The Frank LaMere Native American Presidential Forum in Sioux City, Iowa, is now history and nearly a dozen candidates, 10 Democrats and one Independent, made their way on stage to talk about their policy positions on issues impacting American Indians and Alaska Natives.
The sheer attention to these issues was unprecedented.
Some history: In 1976 the editor of Wasaja, Rubert Costo, wrote President Gerald Ford, and asked him about his Indian policy. He asked three questions that remain relevant: Should there be a cabinet-level Indian affairs department? How will healthcare reform impact the Indian health system? And since termination is over why not repeal some of the termination era legislation?
Costo wrote that “we operate quietly, but have a great influence upon grassroots Indian opinion.” He said that the next administration, indeed, every next administration, makes important decisions about Indian Country and that’s why candidates’ positions should be noted in advance.
That’s how it was in Iowa, too.
Every candidate talked about issues that don’t often get explored in a presidential campaign, treaty rights, Indian health, Missing and Murdered Indigenous Women and Girls, Indian child welfare, even identity.
Four of the eleven candidates had the attendees on their feet: Senators Elizabeth Warren, and Bernie Sanders, as well as former Secretary Julián Castro, and Independent candidate Mark Charles, the first Navajo to run for president.
Several of the candidates answered questions that Costo once posed.
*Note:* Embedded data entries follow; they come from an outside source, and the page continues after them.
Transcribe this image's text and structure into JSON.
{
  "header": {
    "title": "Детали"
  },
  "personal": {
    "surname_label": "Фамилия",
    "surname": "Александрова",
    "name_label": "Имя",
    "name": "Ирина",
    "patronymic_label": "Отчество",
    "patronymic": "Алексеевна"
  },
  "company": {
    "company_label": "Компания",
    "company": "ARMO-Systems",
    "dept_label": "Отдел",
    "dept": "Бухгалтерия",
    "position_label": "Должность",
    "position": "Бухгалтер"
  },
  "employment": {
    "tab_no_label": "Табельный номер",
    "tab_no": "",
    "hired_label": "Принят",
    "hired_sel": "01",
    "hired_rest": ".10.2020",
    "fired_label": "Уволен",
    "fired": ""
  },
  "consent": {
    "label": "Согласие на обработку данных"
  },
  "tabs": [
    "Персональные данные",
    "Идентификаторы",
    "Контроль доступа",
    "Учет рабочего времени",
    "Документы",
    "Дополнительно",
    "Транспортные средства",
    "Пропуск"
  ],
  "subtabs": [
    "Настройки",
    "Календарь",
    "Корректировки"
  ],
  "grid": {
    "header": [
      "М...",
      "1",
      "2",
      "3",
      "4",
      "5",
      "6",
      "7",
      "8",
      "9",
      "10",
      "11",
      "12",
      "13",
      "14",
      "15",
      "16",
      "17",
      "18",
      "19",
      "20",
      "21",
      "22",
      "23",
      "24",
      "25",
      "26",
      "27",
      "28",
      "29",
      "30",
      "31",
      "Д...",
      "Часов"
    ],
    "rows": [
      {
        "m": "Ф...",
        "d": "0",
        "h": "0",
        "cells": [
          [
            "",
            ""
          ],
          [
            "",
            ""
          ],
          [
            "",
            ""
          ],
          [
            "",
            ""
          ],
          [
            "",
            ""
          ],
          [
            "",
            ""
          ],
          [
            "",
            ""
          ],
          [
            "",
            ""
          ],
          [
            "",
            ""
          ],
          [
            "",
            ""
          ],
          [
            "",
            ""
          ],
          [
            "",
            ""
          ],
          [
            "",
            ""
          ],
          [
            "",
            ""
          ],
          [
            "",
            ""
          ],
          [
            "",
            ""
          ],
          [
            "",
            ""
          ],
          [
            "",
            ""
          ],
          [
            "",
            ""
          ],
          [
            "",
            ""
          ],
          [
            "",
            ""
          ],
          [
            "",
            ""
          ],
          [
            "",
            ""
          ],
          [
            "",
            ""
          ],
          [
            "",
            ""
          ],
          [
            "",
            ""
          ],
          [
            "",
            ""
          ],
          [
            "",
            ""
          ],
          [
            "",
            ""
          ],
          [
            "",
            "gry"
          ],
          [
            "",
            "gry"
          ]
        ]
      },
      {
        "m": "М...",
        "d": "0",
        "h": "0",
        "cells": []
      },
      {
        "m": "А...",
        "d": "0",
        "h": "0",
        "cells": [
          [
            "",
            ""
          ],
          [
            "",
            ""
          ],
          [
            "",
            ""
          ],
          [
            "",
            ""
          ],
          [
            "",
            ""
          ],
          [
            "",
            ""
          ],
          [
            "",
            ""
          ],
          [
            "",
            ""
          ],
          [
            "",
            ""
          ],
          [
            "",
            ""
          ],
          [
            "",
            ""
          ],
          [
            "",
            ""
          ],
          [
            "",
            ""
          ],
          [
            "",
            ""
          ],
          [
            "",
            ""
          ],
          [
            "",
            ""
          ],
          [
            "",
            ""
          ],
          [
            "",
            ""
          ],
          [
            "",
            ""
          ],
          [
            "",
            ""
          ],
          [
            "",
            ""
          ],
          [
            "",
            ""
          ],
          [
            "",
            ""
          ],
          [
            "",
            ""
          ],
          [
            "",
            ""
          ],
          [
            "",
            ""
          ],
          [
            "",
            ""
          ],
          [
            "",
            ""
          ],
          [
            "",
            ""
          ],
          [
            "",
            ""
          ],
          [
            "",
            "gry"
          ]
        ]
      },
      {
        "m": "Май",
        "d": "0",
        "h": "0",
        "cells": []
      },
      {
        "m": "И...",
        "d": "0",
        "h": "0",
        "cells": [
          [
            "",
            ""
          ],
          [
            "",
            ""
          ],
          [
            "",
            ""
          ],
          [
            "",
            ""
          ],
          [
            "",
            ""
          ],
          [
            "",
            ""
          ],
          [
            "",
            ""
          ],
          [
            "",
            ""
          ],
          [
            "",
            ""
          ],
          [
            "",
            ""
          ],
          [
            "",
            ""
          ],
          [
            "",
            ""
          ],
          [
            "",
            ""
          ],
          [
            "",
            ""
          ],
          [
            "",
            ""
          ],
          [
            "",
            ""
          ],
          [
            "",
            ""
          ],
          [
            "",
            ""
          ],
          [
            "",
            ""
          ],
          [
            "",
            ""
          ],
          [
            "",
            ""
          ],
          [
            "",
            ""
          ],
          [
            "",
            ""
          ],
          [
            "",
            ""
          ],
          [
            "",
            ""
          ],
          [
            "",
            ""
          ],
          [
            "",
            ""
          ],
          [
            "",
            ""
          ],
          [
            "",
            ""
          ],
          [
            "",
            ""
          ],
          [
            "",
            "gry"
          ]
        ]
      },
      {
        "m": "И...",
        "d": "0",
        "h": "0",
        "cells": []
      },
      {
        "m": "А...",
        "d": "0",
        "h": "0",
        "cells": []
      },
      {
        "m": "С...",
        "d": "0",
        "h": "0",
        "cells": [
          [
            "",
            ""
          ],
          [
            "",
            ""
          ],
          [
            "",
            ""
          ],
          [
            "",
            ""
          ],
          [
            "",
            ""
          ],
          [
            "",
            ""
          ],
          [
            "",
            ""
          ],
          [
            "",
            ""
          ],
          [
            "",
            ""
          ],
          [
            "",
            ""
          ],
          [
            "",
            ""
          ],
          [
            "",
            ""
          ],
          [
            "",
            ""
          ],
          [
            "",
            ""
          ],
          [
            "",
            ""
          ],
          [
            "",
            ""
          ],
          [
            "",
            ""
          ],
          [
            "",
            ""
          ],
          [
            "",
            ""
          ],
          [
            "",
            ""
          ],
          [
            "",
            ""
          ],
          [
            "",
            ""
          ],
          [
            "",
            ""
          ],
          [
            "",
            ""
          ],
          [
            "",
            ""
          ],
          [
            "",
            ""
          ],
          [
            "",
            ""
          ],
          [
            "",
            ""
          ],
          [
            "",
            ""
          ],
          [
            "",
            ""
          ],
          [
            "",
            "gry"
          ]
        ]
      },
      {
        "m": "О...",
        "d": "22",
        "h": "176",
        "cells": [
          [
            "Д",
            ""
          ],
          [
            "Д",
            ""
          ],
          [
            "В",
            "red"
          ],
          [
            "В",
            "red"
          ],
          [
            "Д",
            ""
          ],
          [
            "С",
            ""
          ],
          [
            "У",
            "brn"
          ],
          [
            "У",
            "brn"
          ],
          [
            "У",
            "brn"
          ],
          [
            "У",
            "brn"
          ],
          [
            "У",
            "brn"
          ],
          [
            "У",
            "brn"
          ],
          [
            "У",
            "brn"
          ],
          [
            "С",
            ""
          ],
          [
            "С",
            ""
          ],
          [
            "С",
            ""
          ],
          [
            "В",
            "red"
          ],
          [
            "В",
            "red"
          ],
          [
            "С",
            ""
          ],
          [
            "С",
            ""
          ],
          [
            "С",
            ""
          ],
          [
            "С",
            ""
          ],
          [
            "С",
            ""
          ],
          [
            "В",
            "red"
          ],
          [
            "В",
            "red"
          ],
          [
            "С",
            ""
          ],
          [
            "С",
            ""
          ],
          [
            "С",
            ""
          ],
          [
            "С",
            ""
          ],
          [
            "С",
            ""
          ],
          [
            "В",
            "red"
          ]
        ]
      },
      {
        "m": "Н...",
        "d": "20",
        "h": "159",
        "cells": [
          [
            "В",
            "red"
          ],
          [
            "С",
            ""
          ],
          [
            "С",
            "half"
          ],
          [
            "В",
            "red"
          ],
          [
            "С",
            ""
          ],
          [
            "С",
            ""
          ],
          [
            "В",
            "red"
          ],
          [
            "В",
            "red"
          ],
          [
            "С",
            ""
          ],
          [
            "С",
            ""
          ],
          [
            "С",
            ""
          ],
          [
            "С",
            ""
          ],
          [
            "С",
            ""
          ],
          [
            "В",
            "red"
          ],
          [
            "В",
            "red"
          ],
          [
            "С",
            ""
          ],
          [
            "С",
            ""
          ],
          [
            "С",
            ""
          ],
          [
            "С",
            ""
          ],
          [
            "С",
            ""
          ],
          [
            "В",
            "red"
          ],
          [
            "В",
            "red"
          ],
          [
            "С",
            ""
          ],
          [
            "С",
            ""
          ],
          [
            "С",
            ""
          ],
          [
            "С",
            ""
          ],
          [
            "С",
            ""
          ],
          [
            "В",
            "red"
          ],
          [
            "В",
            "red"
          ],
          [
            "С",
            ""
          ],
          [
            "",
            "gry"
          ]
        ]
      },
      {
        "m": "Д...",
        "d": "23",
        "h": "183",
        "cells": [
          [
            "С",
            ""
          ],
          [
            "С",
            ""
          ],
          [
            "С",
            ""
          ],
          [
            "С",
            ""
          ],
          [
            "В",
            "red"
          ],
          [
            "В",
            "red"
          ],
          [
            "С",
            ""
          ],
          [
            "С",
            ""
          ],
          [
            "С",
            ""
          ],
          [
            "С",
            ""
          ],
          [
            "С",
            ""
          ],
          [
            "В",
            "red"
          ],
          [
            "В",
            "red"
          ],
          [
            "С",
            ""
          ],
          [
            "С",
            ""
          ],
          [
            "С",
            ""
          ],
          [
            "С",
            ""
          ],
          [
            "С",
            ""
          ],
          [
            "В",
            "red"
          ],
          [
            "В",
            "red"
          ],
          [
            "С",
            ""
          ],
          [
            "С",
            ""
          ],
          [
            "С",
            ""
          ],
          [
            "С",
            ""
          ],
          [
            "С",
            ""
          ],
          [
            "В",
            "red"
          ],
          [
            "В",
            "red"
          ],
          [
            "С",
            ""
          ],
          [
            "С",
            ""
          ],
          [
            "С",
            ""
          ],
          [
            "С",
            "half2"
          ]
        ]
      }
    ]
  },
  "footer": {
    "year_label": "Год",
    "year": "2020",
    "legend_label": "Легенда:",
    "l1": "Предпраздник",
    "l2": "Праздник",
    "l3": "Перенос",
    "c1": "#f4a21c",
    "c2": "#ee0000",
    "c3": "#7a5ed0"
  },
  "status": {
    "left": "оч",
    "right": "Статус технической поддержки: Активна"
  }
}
Sen. Warren said it’s time to repeal Oliphant, a Supreme Court decision that stripped tribes of their law enforcement authority over non-Indian residents (a logic that comes directly out of the termination era).
All of the candidates pledged to fully fund the Indian health system and do more to protect Native women and to invest in data to get a more accurate accounting of the nature of the problem.
Several candidates, starting with Secretary Castro, revealed detailed plans about what they will do in Indian Country after taking office. Marianne Wiliamson said she’d start her administration by taking down the portrait of Andrew Jackson in the oval office.
Nearly every candidate was asked the first question by Marcella LaBeau from Cheyenne River, and a 99-year-old veteran of World War II. She was honored for her nursing work on the battlefield by the French government with a medal of honor. So her question is why does the United States still honor those soldiers who killed women and children and Wounded Knee?
And these answers were unanimous. Every candidate said we should rescind the medals of honor given to soldiers at Wounded Knee (the Remove the Stain Act).
What will happen next? A lot actually. The candidates left Iowa with a deeper understanding of Indian Country and that will serve them well no matter what they do next, be it President of the United States, or serve in the cabinet, on in Congress.
There is now a bar set on what candidates (and other office holders) will need to do to make the Remove the Stain Act the law.
What makes this certain is when you look at how far we’ve come since Rupert Costo wrote to Gerald Ford. Ford did not even bother to answer the Rupert Costo’s That era is over. Presidential candidates are now answering our questions and will be from now on.